Mary, as our pattern of faith-filled reflection, according to Newman, inspires us to be ‘detectives’ of God’s Providence because, like her, we “investigate, weigh and define as well as profess the Gospel.” (University Sermons XV).
In view of this, I eagerly opened a parcel containing a scholarly, accessible and interesting volume of essays edited in the States, by a good friend of mine, Fr Juan Valez. It is entitled A Guide to John Henry Newman: His Life and Thought (The Catholic University of America, 2022) and I recalled that Newman, a super sleuth himself, always took copious notes. As I grabbed my pen and paper, his words rang in my ears “dipping into books or skimming them, and consulting them is not reading.” (LDXXXl, p.33*). Point taken!
This particular text is very timely, given the synodal pathway discussions taking place across the world, as it invites St John Henry Newman to be a shining light upon them, and provide inspiration for the future shape of the Church. Looking at the table of contents, I was immediately drawn to consecutive Chapters, focusing on Newman’s ecclesiology. I found, in them, keys to listening for his pastoral heart beating within the volume itself. The first, by Fr John Ford CSC, a well-known scholar, is entitled The Church: A Leitmotiv in His Writings (p.448-468). Using a perceptive musical metaphor throughout, Ford blends the notation of Newman’s biography memorably. Fr Velez complements this analysis with an apposite piece Newman’s Far-sighted Understanding of the Laity’s Role in the Church (p.469-488) as does Tracey Rowland’s John Henry Newman on the Development of Doctrine: A Via Media between Intellectualism and Historicism (p.352-372). These contributions have direct bearing on my context as a priest combining Parish and University ministry, as does Paul Shrimpton’s comprehensive An Educator from first to last (p.191-208). I recalled that Newman viewed the daily events of his own life, and that of those he cared for, from within a liturgical framework.

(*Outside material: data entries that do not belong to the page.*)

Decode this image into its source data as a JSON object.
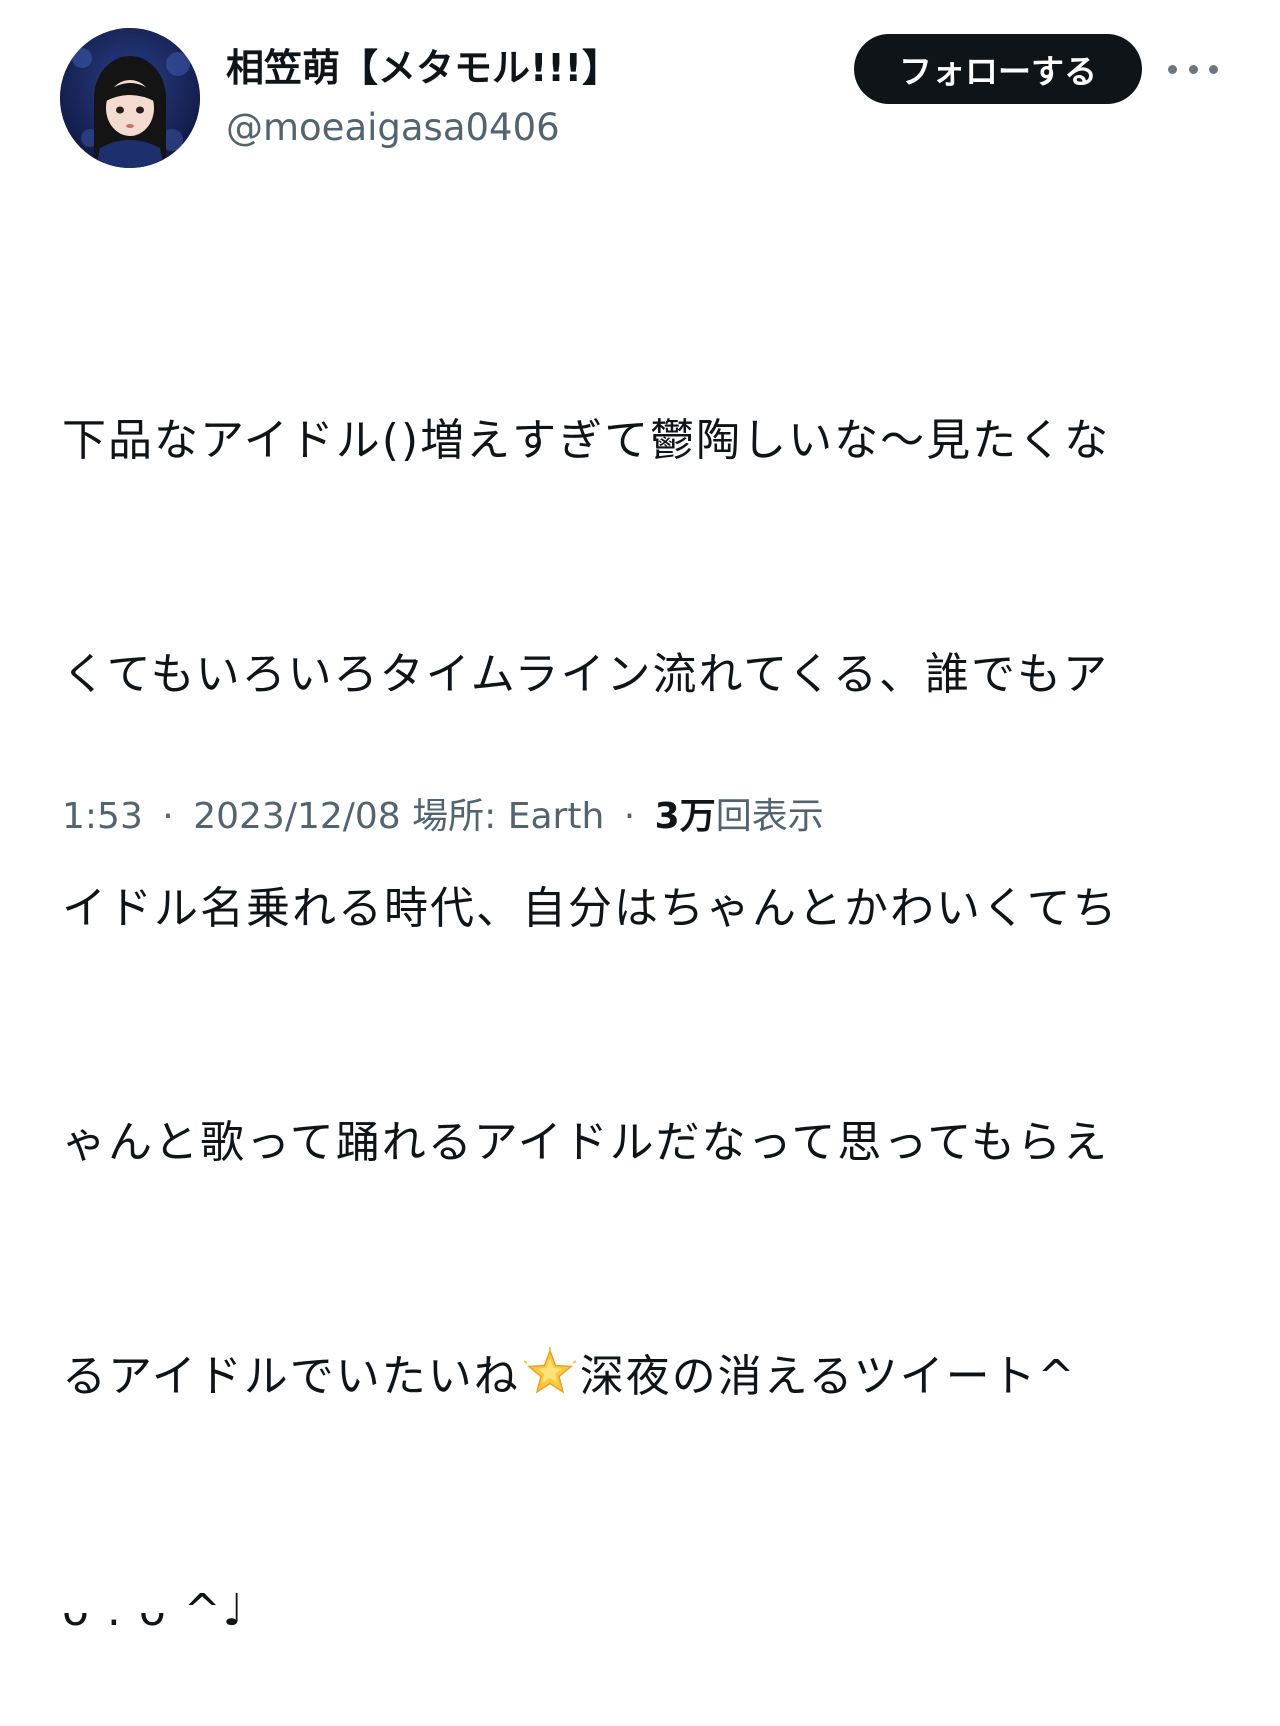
{
  "author": {
    "display_name": "相笠萌【メタモル!!!】",
    "handle": "@moeaigasa0406"
  },
  "actions": {
    "follow_label": "フォローする",
    "more_icon": "more-horizontal-icon"
  },
  "tweet": {
    "lines": [
      "下品なアイドル()増えすぎて鬱陶しいな〜見たくな",
      "くてもいろいろタイムライン流れてくる、誰でもア",
      "イドル名乗れる時代、自分はちゃんとかわいくてち",
      "ゃんと歌って踊れるアイドルだなって思ってもらえ"
    ],
    "line5_before_emoji": "るアイドルでいたいね",
    "emoji": "glowing-star-icon",
    "line5_after_emoji": "深夜の消えるツイート^",
    "line6": "ᴗ . ᴗ ^♩"
  },
  "meta": {
    "time": "1:53",
    "separator": "·",
    "date": "2023/12/08",
    "location": "場所: Earth",
    "views_count": "3万",
    "views_label": "回表示"
  },
  "colors": {
    "text_primary": "#0f1419",
    "text_secondary": "#536471",
    "follow_bg": "#0f1419",
    "follow_text": "#ffffff"
  }
}
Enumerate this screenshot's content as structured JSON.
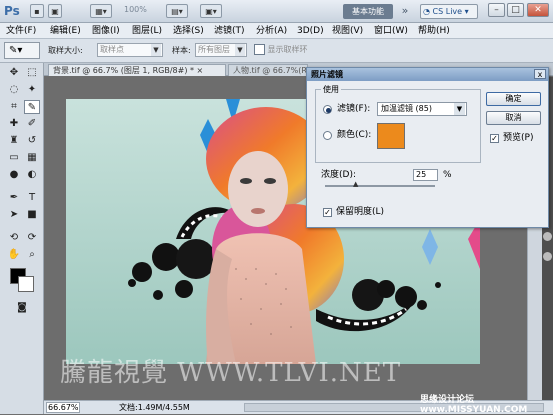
{
  "titlebar": {
    "logo": "Ps",
    "zoom_display": "100%",
    "workspace": "基本功能",
    "chevron": "»",
    "cs_live": "CS Live",
    "minimize": "–",
    "maximize": "□",
    "close": "✕"
  },
  "menus": [
    "文件(F)",
    "编辑(E)",
    "图像(I)",
    "图层(L)",
    "选择(S)",
    "滤镜(T)",
    "分析(A)",
    "3D(D)",
    "视图(V)",
    "窗口(W)",
    "帮助(H)"
  ],
  "options_bar": {
    "sample_size_label": "取样大小:",
    "sample_size_value": "取样点",
    "sample_label": "样本:",
    "sample_value": "所有图层",
    "show_ring": "显示取样环"
  },
  "tabs": [
    {
      "label": "背景.tif @ 66.7% (图层 1, RGB/8#) *"
    },
    {
      "label": "人物.tif @ 66.7%(RGB/8#)"
    }
  ],
  "dialog": {
    "title": "照片滤镜",
    "use_label": "使用",
    "filter_label": "滤镜(F):",
    "filter_value": "加温滤镜 (85)",
    "color_label": "颜色(C):",
    "color_swatch": "#ec8a1c",
    "ok": "确定",
    "cancel": "取消",
    "preview": "预览(P)",
    "density_label": "浓度(D):",
    "density_value": "25",
    "density_unit": "%",
    "preserve": "保留明度(L)",
    "close": "x"
  },
  "status": {
    "zoom": "66.67%",
    "doc_info": "文档:1.49M/4.55M"
  },
  "watermarks": {
    "tlvi": "騰龍視覺 WWW.TLVI.NET",
    "missyuan": "思缘设计论坛 www.MISSYUAN.COM"
  },
  "colors": {
    "accent": "#7d9dc4",
    "swatch": "#ec8a1c",
    "canvas_bg": "#a9cfc6"
  }
}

This led me to read Fr Keith Beaumont’s exploration of Newman from two perspectives: The Spiritual and Doctrinal Significance of His Sermons (p.309-336) and The Connection between Theology, Spirituality, and Morality in his works (p.393-413). (On this theme see also John Crosby’s Newman’s Vision of Intellectual Virtue in its Relation to Moral and Religious Virtue p.233-246). I then turned to the Chapters by Fr Uwe Michael Lang and Fr Juan Velez From the Book of Common Prayer to the Sacrifice of the Mass and the Roman Breviary (p.373-393) and Msgr Roderick Strange’s exploration of Newman’s Christology Jesus as Saviour (p.414-425).
Realising that my choices were forming into cadences, I was led to Barbara H. Wyman’s The Poetry of John Henry Newman: Intimations of the Invisible World (p.247-266) which identifies the internal harmony within Newman as a poet, who experienced Christ’s call, in the midst of natural and human creation, as one world – where earth is wedded to heaven. This made me remember the beautiful observations on nature Newman offers in his letters and diaries, and especially in his novel Callista. One of Wyman’s colleagues at McNeese University, Scott Goins, drew my attention, in his A Student and Tutor of Classics (p.140-156), to the influence that Cicero had on Newman’s sentence construction. This made me realise why his ability to ‘picture paint’ creation has had such an impact on me. I then turned to Stephen Morgan’s appreciation of Newman as An Imaginative Mind (p.38-55), and consolidated the benefits of my literary travels, through the informative richness of the Guide, via reading John Henry Newman’s Lifelong Journey of Conversion by Fr Juan Alonso (p.21-37). I recommend the book highly.
Fr Peter Conley,
Author of Newman: A Human Harp of Many Chords